Advertisement
YOU ARE HERE: LAT HomeCollections

Skakel to Stand Trial in '75 Slaying

Courts: Judge rules there is sufficient evidence to try the Kennedy nephew on murder charge, despite a challenge to the credibility of a prosecution witness.

April 21, 2001|ELIZABETH MEHREN | TIMES STAFF WRITER

BOSTON — A Connecticut judge ruled Friday that Michael Skakel must stand trial in the 1975 murder of 15-year-old Martha Moxley.

Skakel, a nephew of Ethel Kennedy, was 15 at the time Moxley's body was found beneath a tree in Greenwich, Conn. She had been bludgeoned to death with a golf club. The teens were neighbors in tony Belle Haven, a gated enclave within one of the country's wealthiest communities.

As the charge of murder was read Friday, the 40-year-old Skakel rose and said: "I am not guilty."

The judge did not set a trial date. Both sides have until May 21 to file legal motions.

Superior Court Judge John F. Kavanewsky Jr. of Stamford, Conn., rejected defense arguments that there was insufficient evidence linking Skakel to the crime. His decision came in spite of revelations by the defense this week that a key prosecution witness used drugs shortly before testifying.

Evidence presented by the prosecution during a two-day hearing provides "probable cause [to believe] that the crime of murder was committed and the defendant committed it," Kavanewsky said Friday.
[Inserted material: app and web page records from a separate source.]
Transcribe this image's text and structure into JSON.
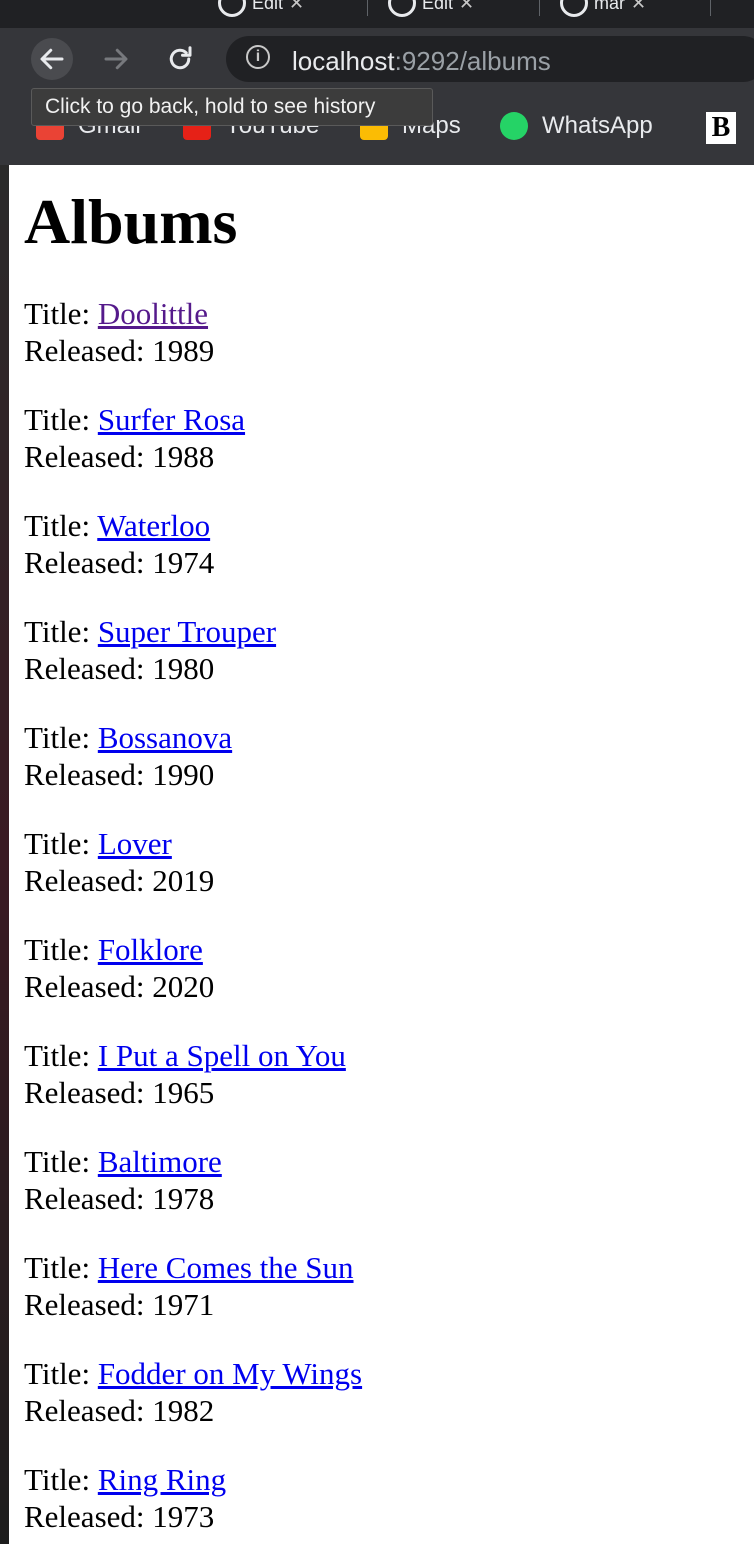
{
  "browser": {
    "tabs": [
      {
        "label": "Edit"
      },
      {
        "label": "Edit"
      },
      {
        "label": "mar"
      }
    ],
    "url_host": "localhost",
    "url_path": ":9292/albums",
    "tooltip": "Click to go back, hold to see history",
    "bookmarks": [
      {
        "label": "Gmail",
        "color": "#ea4335"
      },
      {
        "label": "YouTube",
        "color": "#ff0000"
      },
      {
        "label": "Maps",
        "color": "#34a853"
      },
      {
        "label": "WhatsApp",
        "color": "#25d366"
      },
      {
        "label": "B",
        "color": "#ffffff"
      }
    ]
  },
  "page": {
    "heading": "Albums",
    "title_prefix": "Title:",
    "released_prefix": "Released:",
    "albums": [
      {
        "title": "Doolittle",
        "released": "1989",
        "visited": true
      },
      {
        "title": "Surfer Rosa",
        "released": "1988"
      },
      {
        "title": "Waterloo",
        "released": "1974"
      },
      {
        "title": "Super Trouper",
        "released": "1980"
      },
      {
        "title": "Bossanova",
        "released": "1990"
      },
      {
        "title": "Lover",
        "released": "2019"
      },
      {
        "title": "Folklore",
        "released": "2020"
      },
      {
        "title": "I Put a Spell on You",
        "released": "1965"
      },
      {
        "title": "Baltimore",
        "released": "1978"
      },
      {
        "title": "Here Comes the Sun",
        "released": "1971"
      },
      {
        "title": "Fodder on My Wings",
        "released": "1982"
      },
      {
        "title": "Ring Ring",
        "released": "1973"
      }
    ]
  },
  "colors": {
    "link": "#0000ee",
    "visited_link": "#551a8b",
    "chrome_dark": "#202124",
    "chrome_toolbar": "#35363a"
  }
}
The judge explained that probable cause goes beyond "mere suspicion but is substantially less than what is required for a conviction."

Earlier this year, a Connecticut juvenile court judge rebuffed attempts by Skakel's counsel to prevent the case from moving to adult court. Because of his age when the crime was committed, Skakel was initially arraigned as a juvenile.

The case lay dormant for more than 20 years, vexing Moxley's family and gnawing at the pristine town where both teens had lived.

A major break came when several people who were students at a drug and alcohol treatment center in Maine during the 1970s came forward to say Skakel had confessed to the crime during group therapy sessions. Skakel was sent to the Elan School after a drunken-driving accident in 1978.

He was not then a suspect in the Moxley murder. He stayed at the school for almost two years.

One former Elan School classmate, Gregory Coleman, testified earlier this week that Skakel had told him he killed Moxley, saying: "I'm going to get away with murder. I'm a Kennedy."

But under intense questioning from Mickey Sherman, Skakel's attorney, Coleman also admitted he had used heroin before testifying before a grand jury, as well as two days before his Wednesday court appearance.

When asked whether his drug use affected his memory, Coleman said: "It affects my ability to focus." But he stood by his testimony implicating Skakel.

A second prosecution witness also told the court last week that he heard Skakel confess to the crime at the Maine treatment facility.

In an interview Friday, Sherman said he was surprised that the judge had not allowed him to introduce witnesses to rebut prosecution testimony.

He dismissed the prosecution witnesses as "admitted liars . . . two warm bodies that they brought into the building saying: 'I heard Michael Skakel say he killed Martha Moxley.' One admitted shooting heroin an hour before testifying before the grand jury. The quality of their testimony is somewhat suspect, to say the least."

Calls to the state's attorney, Jonathan C. Benedict, were not returned.

Moxley was killed Oct. 30, 1975, after she left a Halloween party. Her body was found on her family's property. In their pre-Halloween antics that night, she and a group of other teens had visited the Skakel home.

Police said she was beaten to death with a golf club later traced to a set owned by the Skakel family. Rushton Skakel, Michael's father, is the brother of Robert F. Kennedy's widow.

Along with his older brother, Thomas, then 17, Michael Skakel was initially considered as a suspect but was not formally questioned by police during the original investigation. The Skakel family stopped cooperating with police in 1976 and later hired private investigators in an attempt to remove suspicion from both sons.

Michael Skakel was arrested in January 2000 after issuing of the grand jury's report, based on testimony from dozens of witnesses.

Advertisement
Los Angeles Times Articles
|
|
|